SUPPLIED DATA section start
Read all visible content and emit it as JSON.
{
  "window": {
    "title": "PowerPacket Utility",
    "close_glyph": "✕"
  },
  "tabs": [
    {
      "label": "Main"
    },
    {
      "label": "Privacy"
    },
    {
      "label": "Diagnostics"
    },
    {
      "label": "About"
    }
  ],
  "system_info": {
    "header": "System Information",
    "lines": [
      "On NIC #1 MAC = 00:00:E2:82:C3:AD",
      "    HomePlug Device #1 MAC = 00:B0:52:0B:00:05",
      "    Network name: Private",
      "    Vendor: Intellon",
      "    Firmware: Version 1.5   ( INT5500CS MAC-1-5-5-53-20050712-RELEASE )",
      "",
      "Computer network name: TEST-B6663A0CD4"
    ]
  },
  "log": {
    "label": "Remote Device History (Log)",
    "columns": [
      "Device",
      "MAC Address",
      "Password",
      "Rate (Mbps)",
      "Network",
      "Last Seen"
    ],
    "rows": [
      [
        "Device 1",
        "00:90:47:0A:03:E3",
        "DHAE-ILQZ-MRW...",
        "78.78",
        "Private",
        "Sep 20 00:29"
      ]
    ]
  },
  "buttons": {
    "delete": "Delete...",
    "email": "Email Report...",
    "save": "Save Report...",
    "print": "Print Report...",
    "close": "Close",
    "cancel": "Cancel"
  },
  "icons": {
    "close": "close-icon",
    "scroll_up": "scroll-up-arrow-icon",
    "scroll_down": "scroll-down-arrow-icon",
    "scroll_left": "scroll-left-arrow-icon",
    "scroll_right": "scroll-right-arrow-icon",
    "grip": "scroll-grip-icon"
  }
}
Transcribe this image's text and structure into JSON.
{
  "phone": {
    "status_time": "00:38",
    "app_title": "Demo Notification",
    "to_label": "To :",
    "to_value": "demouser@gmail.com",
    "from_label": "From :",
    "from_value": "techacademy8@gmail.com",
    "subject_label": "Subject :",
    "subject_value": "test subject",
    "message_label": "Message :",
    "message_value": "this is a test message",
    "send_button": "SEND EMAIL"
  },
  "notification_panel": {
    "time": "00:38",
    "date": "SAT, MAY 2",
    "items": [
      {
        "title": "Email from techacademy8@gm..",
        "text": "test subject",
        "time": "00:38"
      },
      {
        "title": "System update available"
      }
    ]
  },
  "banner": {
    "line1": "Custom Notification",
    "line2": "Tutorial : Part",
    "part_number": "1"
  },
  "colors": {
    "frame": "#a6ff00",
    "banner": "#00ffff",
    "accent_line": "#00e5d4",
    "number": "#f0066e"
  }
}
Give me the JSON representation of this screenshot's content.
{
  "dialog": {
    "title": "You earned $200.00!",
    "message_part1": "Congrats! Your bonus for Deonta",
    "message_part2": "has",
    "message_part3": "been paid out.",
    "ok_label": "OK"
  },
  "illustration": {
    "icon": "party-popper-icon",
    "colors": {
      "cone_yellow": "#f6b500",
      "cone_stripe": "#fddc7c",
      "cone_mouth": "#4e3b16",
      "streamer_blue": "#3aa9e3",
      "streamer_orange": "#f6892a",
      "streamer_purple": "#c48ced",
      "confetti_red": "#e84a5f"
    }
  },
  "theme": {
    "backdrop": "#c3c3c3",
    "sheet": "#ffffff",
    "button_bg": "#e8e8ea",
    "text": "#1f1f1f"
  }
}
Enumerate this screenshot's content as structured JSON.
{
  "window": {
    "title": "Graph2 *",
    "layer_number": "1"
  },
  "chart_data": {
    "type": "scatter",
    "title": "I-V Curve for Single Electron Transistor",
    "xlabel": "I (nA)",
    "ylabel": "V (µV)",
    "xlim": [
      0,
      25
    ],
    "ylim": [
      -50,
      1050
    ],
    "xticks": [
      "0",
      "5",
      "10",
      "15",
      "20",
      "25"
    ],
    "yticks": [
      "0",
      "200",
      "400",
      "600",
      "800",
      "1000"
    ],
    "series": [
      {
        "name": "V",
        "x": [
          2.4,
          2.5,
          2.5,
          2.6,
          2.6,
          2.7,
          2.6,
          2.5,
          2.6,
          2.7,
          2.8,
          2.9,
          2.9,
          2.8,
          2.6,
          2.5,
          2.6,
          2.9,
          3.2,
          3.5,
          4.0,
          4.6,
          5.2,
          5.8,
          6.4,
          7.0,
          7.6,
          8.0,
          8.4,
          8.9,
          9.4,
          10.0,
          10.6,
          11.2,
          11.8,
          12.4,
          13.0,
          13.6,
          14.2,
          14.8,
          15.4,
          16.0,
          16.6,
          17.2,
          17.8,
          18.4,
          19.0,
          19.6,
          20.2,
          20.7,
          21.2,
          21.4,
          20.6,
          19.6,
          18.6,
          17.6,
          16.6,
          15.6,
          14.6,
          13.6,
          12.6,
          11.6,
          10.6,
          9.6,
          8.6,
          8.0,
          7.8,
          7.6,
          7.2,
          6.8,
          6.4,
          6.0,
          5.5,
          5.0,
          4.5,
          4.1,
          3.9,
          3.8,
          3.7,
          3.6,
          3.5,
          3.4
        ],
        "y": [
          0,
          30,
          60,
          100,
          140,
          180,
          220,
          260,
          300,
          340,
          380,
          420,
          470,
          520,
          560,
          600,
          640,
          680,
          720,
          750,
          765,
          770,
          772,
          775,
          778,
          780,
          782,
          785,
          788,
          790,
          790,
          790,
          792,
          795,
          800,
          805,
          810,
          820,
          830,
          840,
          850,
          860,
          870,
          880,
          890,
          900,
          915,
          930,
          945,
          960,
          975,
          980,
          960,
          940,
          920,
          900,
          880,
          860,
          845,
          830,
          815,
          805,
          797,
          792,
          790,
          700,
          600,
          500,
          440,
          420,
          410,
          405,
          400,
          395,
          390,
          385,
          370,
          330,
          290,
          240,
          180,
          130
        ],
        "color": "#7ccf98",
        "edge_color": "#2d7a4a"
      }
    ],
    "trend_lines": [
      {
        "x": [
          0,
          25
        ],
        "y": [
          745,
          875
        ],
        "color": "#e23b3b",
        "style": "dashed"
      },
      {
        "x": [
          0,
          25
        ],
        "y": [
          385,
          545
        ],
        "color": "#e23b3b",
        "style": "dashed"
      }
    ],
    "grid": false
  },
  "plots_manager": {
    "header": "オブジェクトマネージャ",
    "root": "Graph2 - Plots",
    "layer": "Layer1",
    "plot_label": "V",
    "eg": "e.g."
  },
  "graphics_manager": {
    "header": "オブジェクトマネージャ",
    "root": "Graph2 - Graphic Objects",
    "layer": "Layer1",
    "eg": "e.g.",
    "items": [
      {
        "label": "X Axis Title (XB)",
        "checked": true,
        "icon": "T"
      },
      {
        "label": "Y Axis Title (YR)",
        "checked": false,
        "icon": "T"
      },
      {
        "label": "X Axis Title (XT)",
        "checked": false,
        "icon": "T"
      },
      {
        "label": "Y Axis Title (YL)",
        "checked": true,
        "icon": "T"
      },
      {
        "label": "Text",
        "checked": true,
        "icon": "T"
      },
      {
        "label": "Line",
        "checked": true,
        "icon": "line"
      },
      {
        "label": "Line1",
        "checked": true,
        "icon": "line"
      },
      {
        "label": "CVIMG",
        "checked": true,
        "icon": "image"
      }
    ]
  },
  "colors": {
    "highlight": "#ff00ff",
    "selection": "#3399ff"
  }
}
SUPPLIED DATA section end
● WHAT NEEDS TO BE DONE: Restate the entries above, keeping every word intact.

● ANSWER SPACE:
Read all visible content and emit it as JSON.
{
  "window": {
    "title": "PowerPacket Utility",
    "close_glyph": "✕"
  },
  "tabs": [
    {
      "label": "Main"
    },
    {
      "label": "Privacy"
    },
    {
      "label": "Diagnostics"
    },
    {
      "label": "About"
    }
  ],
  "system_info": {
    "header": "System Information",
    "lines": [
      "On NIC #1 MAC = 00:00:E2:82:C3:AD",
      "    HomePlug Device #1 MAC = 00:B0:52:0B:00:05",
      "    Network name: Private",
      "    Vendor: Intellon",
      "    Firmware: Version 1.5   ( INT5500CS MAC-1-5-5-53-20050712-RELEASE )",
      "",
      "Computer network name: TEST-B6663A0CD4"
    ]
  },
  "log": {
    "label": "Remote Device History (Log)",
    "columns": [
      "Device",
      "MAC Address",
      "Password",
      "Rate (Mbps)",
      "Network",
      "Last Seen"
    ],
    "rows": [
      [
        "Device 1",
        "00:90:47:0A:03:E3",
        "DHAE-ILQZ-MRW...",
        "78.78",
        "Private",
        "Sep 20 00:29"
      ]
    ]
  },
  "buttons": {
    "delete": "Delete...",
    "email": "Email Report...",
    "save": "Save Report...",
    "print": "Print Report...",
    "close": "Close",
    "cancel": "Cancel"
  },
  "icons": {
    "close": "close-icon",
    "scroll_up": "scroll-up-arrow-icon",
    "scroll_down": "scroll-down-arrow-icon",
    "scroll_left": "scroll-left-arrow-icon",
    "scroll_right": "scroll-right-arrow-icon",
    "grip": "scroll-grip-icon"
  }
}
Transcribe this image's text and structure into JSON.
{
  "phone": {
    "status_time": "00:38",
    "app_title": "Demo Notification",
    "to_label": "To :",
    "to_value": "demouser@gmail.com",
    "from_label": "From :",
    "from_value": "techacademy8@gmail.com",
    "subject_label": "Subject :",
    "subject_value": "test subject",
    "message_label": "Message :",
    "message_value": "this is a test message",
    "send_button": "SEND EMAIL"
  },
  "notification_panel": {
    "time": "00:38",
    "date": "SAT, MAY 2",
    "items": [
      {
        "title": "Email from techacademy8@gm..",
        "text": "test subject",
        "time": "00:38"
      },
      {
        "title": "System update available"
      }
    ]
  },
  "banner": {
    "line1": "Custom Notification",
    "line2": "Tutorial : Part",
    "part_number": "1"
  },
  "colors": {
    "frame": "#a6ff00",
    "banner": "#00ffff",
    "accent_line": "#00e5d4",
    "number": "#f0066e"
  }
}
Give me the JSON representation of this screenshot's content.
{
  "dialog": {
    "title": "You earned $200.00!",
    "message_part1": "Congrats! Your bonus for Deonta",
    "message_part2": "has",
    "message_part3": "been paid out.",
    "ok_label": "OK"
  },
  "illustration": {
    "icon": "party-popper-icon",
    "colors": {
      "cone_yellow": "#f6b500",
      "cone_stripe": "#fddc7c",
      "cone_mouth": "#4e3b16",
      "streamer_blue": "#3aa9e3",
      "streamer_orange": "#f6892a",
      "streamer_purple": "#c48ced",
      "confetti_red": "#e84a5f"
    }
  },
  "theme": {
    "backdrop": "#c3c3c3",
    "sheet": "#ffffff",
    "button_bg": "#e8e8ea",
    "text": "#1f1f1f"
  }
}
Enumerate this screenshot's content as structured JSON.
{
  "window": {
    "title": "Graph2 *",
    "layer_number": "1"
  },
  "chart_data": {
    "type": "scatter",
    "title": "I-V Curve for Single Electron Transistor",
    "xlabel": "I (nA)",
    "ylabel": "V (µV)",
    "xlim": [
      0,
      25
    ],
    "ylim": [
      -50,
      1050
    ],
    "xticks": [
      "0",
      "5",
      "10",
      "15",
      "20",
      "25"
    ],
    "yticks": [
      "0",
      "200",
      "400",
      "600",
      "800",
      "1000"
    ],
    "series": [
      {
        "name": "V",
        "x": [
          2.4,
          2.5,
          2.5,
          2.6,
          2.6,
          2.7,
          2.6,
          2.5,
          2.6,
          2.7,
          2.8,
          2.9,
          2.9,
          2.8,
          2.6,
          2.5,
          2.6,
          2.9,
          3.2,
          3.5,
          4.0,
          4.6,
          5.2,
          5.8,
          6.4,
          7.0,
          7.6,
          8.0,
          8.4,
          8.9,
          9.4,
          10.0,
          10.6,
          11.2,
          11.8,
          12.4,
          13.0,
          13.6,
          14.2,
          14.8,
          15.4,
          16.0,
          16.6,
          17.2,
          17.8,
          18.4,
          19.0,
          19.6,
          20.2,
          20.7,
          21.2,
          21.4,
          20.6,
          19.6,
          18.6,
          17.6,
          16.6,
          15.6,
          14.6,
          13.6,
          12.6,
          11.6,
          10.6,
          9.6,
          8.6,
          8.0,
          7.8,
          7.6,
          7.2,
          6.8,
          6.4,
          6.0,
          5.5,
          5.0,
          4.5,
          4.1,
          3.9,
          3.8,
          3.7,
          3.6,
          3.5,
          3.4
        ],
        "y": [
          0,
          30,
          60,
          100,
          140,
          180,
          220,
          260,
          300,
          340,
          380,
          420,
          470,
          520,
          560,
          600,
          640,
          680,
          720,
          750,
          765,
          770,
          772,
          775,
          778,
          780,
          782,
          785,
          788,
          790,
          790,
          790,
          792,
          795,
          800,
          805,
          810,
          820,
          830,
          840,
          850,
          860,
          870,
          880,
          890,
          900,
          915,
          930,
          945,
          960,
          975,
          980,
          960,
          940,
          920,
          900,
          880,
          860,
          845,
          830,
          815,
          805,
          797,
          792,
          790,
          700,
          600,
          500,
          440,
          420,
          410,
          405,
          400,
          395,
          390,
          385,
          370,
          330,
          290,
          240,
          180,
          130
        ],
        "color": "#7ccf98",
        "edge_color": "#2d7a4a"
      }
    ],
    "trend_lines": [
      {
        "x": [
          0,
          25
        ],
        "y": [
          745,
          875
        ],
        "color": "#e23b3b",
        "style": "dashed"
      },
      {
        "x": [
          0,
          25
        ],
        "y": [
          385,
          545
        ],
        "color": "#e23b3b",
        "style": "dashed"
      }
    ],
    "grid": false
  },
  "plots_manager": {
    "header": "オブジェクトマネージャ",
    "root": "Graph2 - Plots",
    "layer": "Layer1",
    "plot_label": "V",
    "eg": "e.g."
  },
  "graphics_manager": {
    "header": "オブジェクトマネージャ",
    "root": "Graph2 - Graphic Objects",
    "layer": "Layer1",
    "eg": "e.g.",
    "items": [
      {
        "label": "X Axis Title (XB)",
        "checked": true,
        "icon": "T"
      },
      {
        "label": "Y Axis Title (YR)",
        "checked": false,
        "icon": "T"
      },
      {
        "label": "X Axis Title (XT)",
        "checked": false,
        "icon": "T"
      },
      {
        "label": "Y Axis Title (YL)",
        "checked": true,
        "icon": "T"
      },
      {
        "label": "Text",
        "checked": true,
        "icon": "T"
      },
      {
        "label": "Line",
        "checked": true,
        "icon": "line"
      },
      {
        "label": "Line1",
        "checked": true,
        "icon": "line"
      },
      {
        "label": "CVIMG",
        "checked": true,
        "icon": "image"
      }
    ]
  },
  "colors": {
    "highlight": "#ff00ff",
    "selection": "#3399ff"
  }
}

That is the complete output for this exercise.